▶ _WHAT YOU ARE ASKED TO DO_: What lines of the data hold the string "value"? Copy them all.

▶ _INFORMATION_:

####################

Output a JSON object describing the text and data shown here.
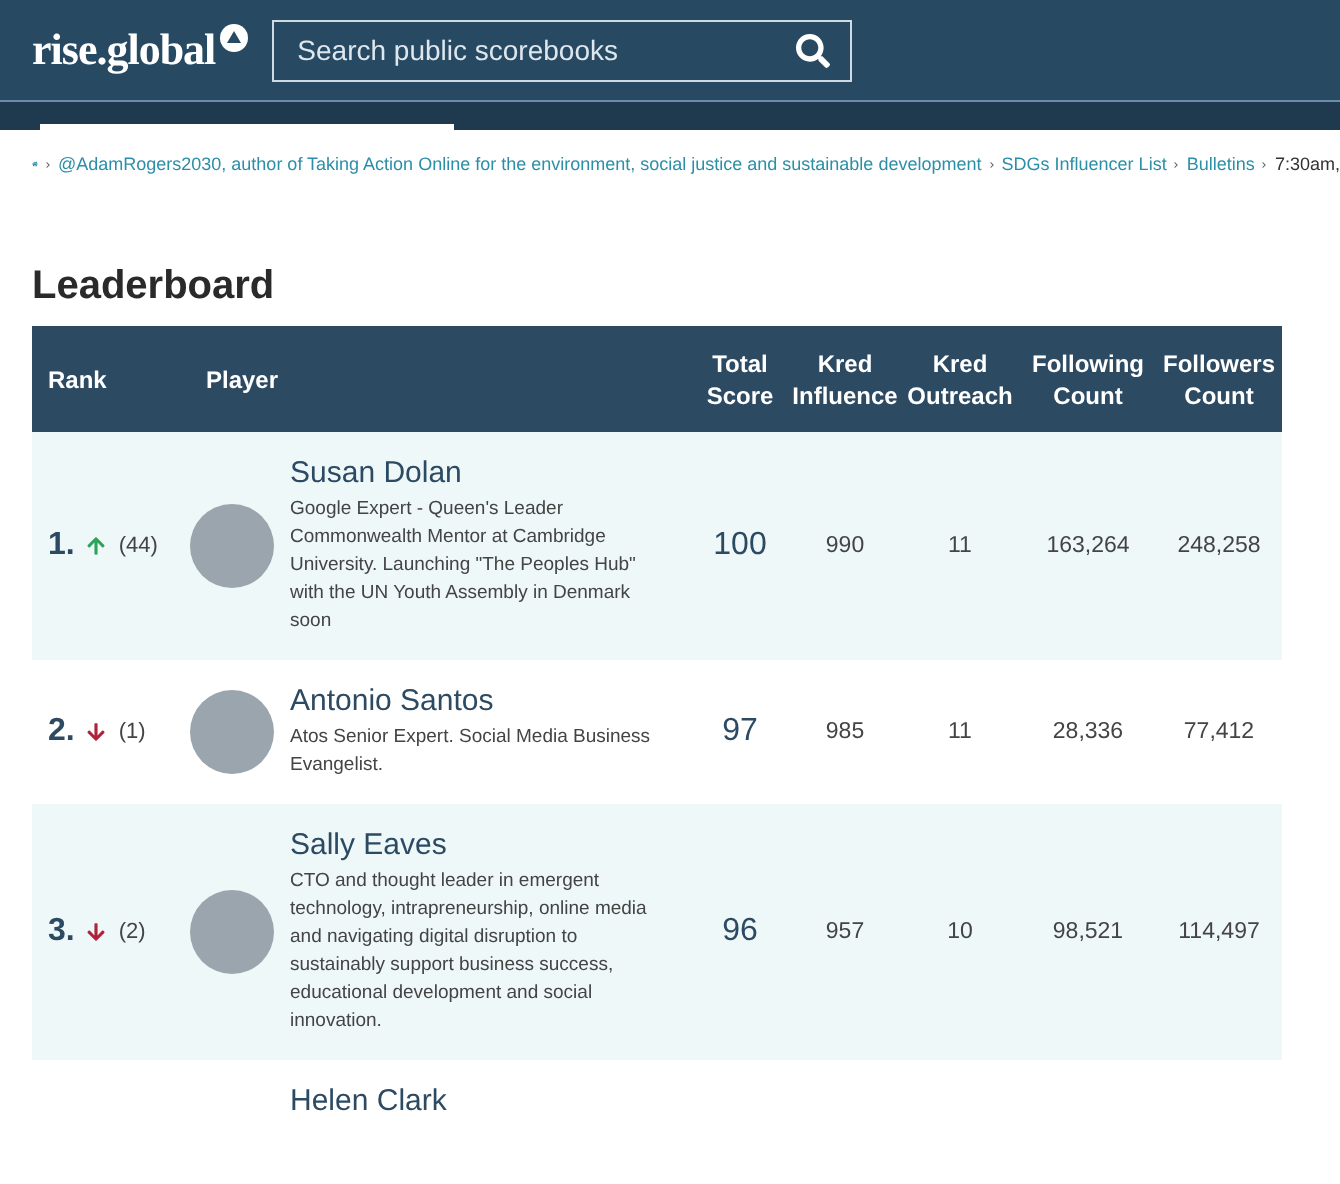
{
  "header": {
    "logo": "rise.global",
    "search": {
      "placeholder": "Search public scorebooks"
    }
  },
  "breadcrumb": [
    "@AdamRogers2030, author of Taking Action Online for the environment, social justice and sustainable development",
    "SDGs Influencer List",
    "Bulletins",
    "7:30am,"
  ],
  "title": "Leaderboard",
  "table": {
    "columns": [
      "Rank",
      "Player",
      "Total Score",
      "Kred Influence",
      "Kred Outreach",
      "Following Count",
      "Followers Count"
    ],
    "rows": [
      {
        "rank": "1.",
        "kind": "up",
        "change": "(44)",
        "name": "Susan Dolan",
        "bio": "Google Expert - Queen's Leader Commonwealth Mentor at Cambridge University. Launching \"The Peoples Hub\" with the UN Youth Assembly in Denmark soon",
        "score": "100",
        "influence": "990",
        "outreach": "11",
        "following": "163,264",
        "followers": "248,258"
      },
      {
        "rank": "2.",
        "kind": "down",
        "change": "(1)",
        "name": "Antonio Santos",
        "bio": "Atos Senior Expert. Social Media Business Evangelist.",
        "score": "97",
        "influence": "985",
        "outreach": "11",
        "following": "28,336",
        "followers": "77,412"
      },
      {
        "rank": "3.",
        "kind": "down",
        "change": "(2)",
        "name": "Sally Eaves",
        "bio": "CTO and thought leader in emergent technology, intrapreneurship, online media and navigating digital disruption to sustainably support business success, educational development and social innovation.",
        "score": "96",
        "influence": "957",
        "outreach": "10",
        "following": "98,521",
        "followers": "114,497"
      },
      {
        "name": "Helen Clark"
      }
    ]
  }
}
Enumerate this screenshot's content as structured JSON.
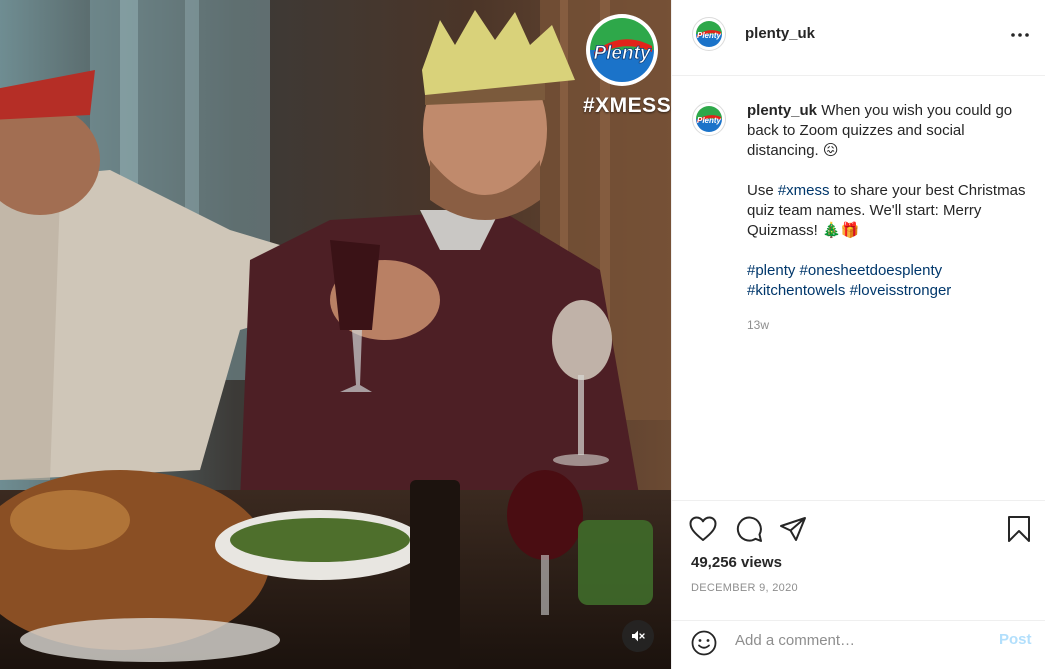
{
  "media": {
    "brand_logo_text": "Plenty",
    "overlay_tag": "#XMESS",
    "mute_icon": "speaker-muted-icon"
  },
  "header": {
    "username": "plenty_uk",
    "avatar_text": "Plenty",
    "more_icon": "more-horizontal-icon"
  },
  "caption": {
    "username": "plenty_uk",
    "line1": "When you wish you could go back to Zoom quizzes and social distancing. 😖",
    "line2_prefix": "Use ",
    "line2_hashtag": "#xmess",
    "line2_suffix": " to share your best Christmas quiz team names. We'll start: Merry Quizmass! 🎄🎁",
    "hashtags": [
      "#plenty",
      "#onesheetdoesplenty",
      "#kitchentowels",
      "#loveisstronger"
    ],
    "age": "13w"
  },
  "actions": {
    "views": "49,256 views",
    "date": "DECEMBER 9, 2020"
  },
  "comment": {
    "placeholder": "Add a comment…",
    "post_label": "Post"
  },
  "colors": {
    "link": "#00376b",
    "muted": "#8e8e8e",
    "post_disabled": "#b2dffc"
  }
}
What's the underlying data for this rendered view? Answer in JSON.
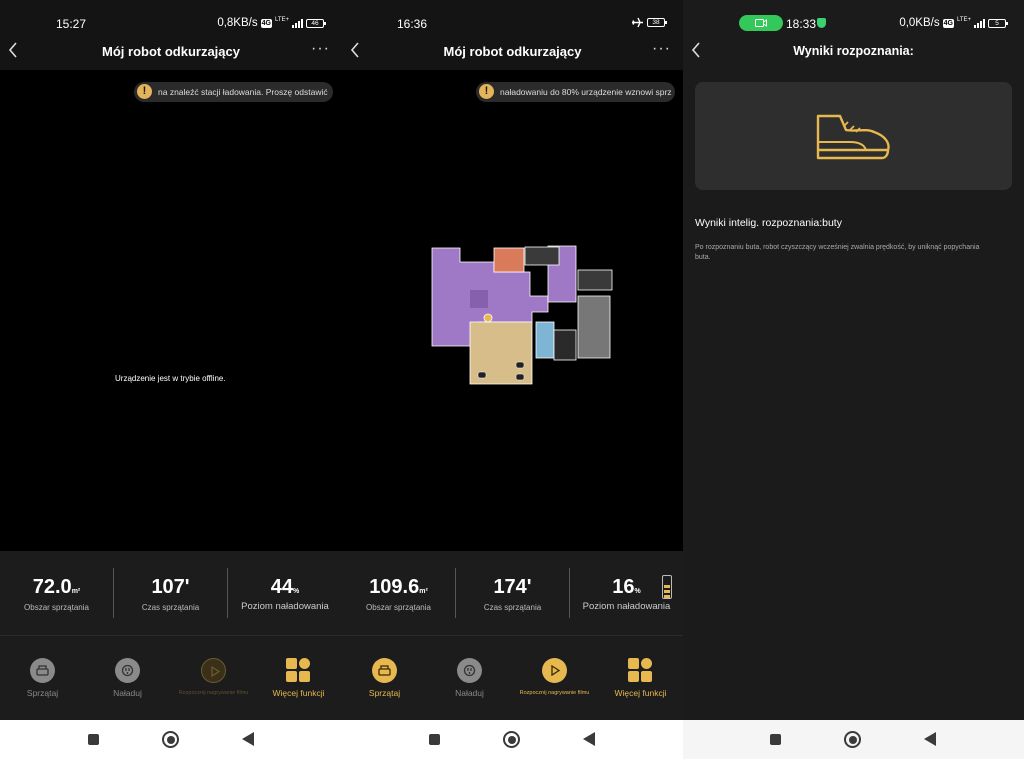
{
  "colors": {
    "accent": "#e8b850",
    "background": "#000000",
    "statusGreen": "#34c759"
  },
  "screen1": {
    "status": {
      "time": "15:27",
      "speed": "0,8KB/s",
      "net": "4G",
      "lte": "LTE+",
      "battery": "46"
    },
    "title": "Mój robot odkurzający",
    "more": "···",
    "notice": "na znaleźć stacji ładowania. Proszę odstawić",
    "offline_message": "Urządzenie jest w trybie offline.",
    "stats": [
      {
        "value": "72.0",
        "unit": "m²",
        "label": "Obszar sprzątania"
      },
      {
        "value": "107'",
        "unit": "",
        "label": "Czas sprzątania"
      },
      {
        "value": "44",
        "unit": "%",
        "label": "Poziom naładowania"
      }
    ],
    "actions": [
      {
        "label": "Sprzątaj",
        "icon": "vacuum-icon"
      },
      {
        "label": "Naładuj",
        "icon": "plug-icon"
      },
      {
        "label": "Rozpocznij nagrywanie filmu",
        "icon": "play-icon"
      },
      {
        "label": "Więcej funkcji",
        "icon": "grid-icon"
      }
    ]
  },
  "screen2": {
    "status": {
      "time": "16:36",
      "battery": "38"
    },
    "title": "Mój robot odkurzający",
    "more": "···",
    "notice": "naładowaniu do 80% urządzenie wznowi sprz",
    "stats": [
      {
        "value": "109.6",
        "unit": "m²",
        "label": "Obszar sprzątania"
      },
      {
        "value": "174'",
        "unit": "",
        "label": "Czas sprzątania"
      },
      {
        "value": "16",
        "unit": "%",
        "label": "Poziom naładowania"
      }
    ],
    "actions": [
      {
        "label": "Sprzątaj",
        "icon": "vacuum-icon"
      },
      {
        "label": "Naładuj",
        "icon": "plug-icon"
      },
      {
        "label": "Rozpocznij nagrywanie filmu",
        "icon": "play-icon"
      },
      {
        "label": "Więcej funkcji",
        "icon": "grid-icon"
      }
    ],
    "map_rooms": [
      "purple",
      "orange",
      "tan",
      "cyan",
      "gray"
    ]
  },
  "screen3": {
    "status": {
      "time": "18:33",
      "speed": "0,0KB/s",
      "net": "4G",
      "lte": "LTE+",
      "battery": "5"
    },
    "title": "Wyniki rozpoznania:",
    "result_title": "Wyniki intelig. rozpoznania:buty",
    "result_desc": "Po rozpoznaniu buta, robot czyszczący wcześniej zwalnia prędkość, by uniknąć popychania buta.",
    "icon": "shoe-icon"
  }
}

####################

▶ _EXPECTED OUTPUT_:
        "value": "72.0",
        "value": "107'",
        "value": "44",
        "value": "109.6",
        "value": "174'",
        "value": "16",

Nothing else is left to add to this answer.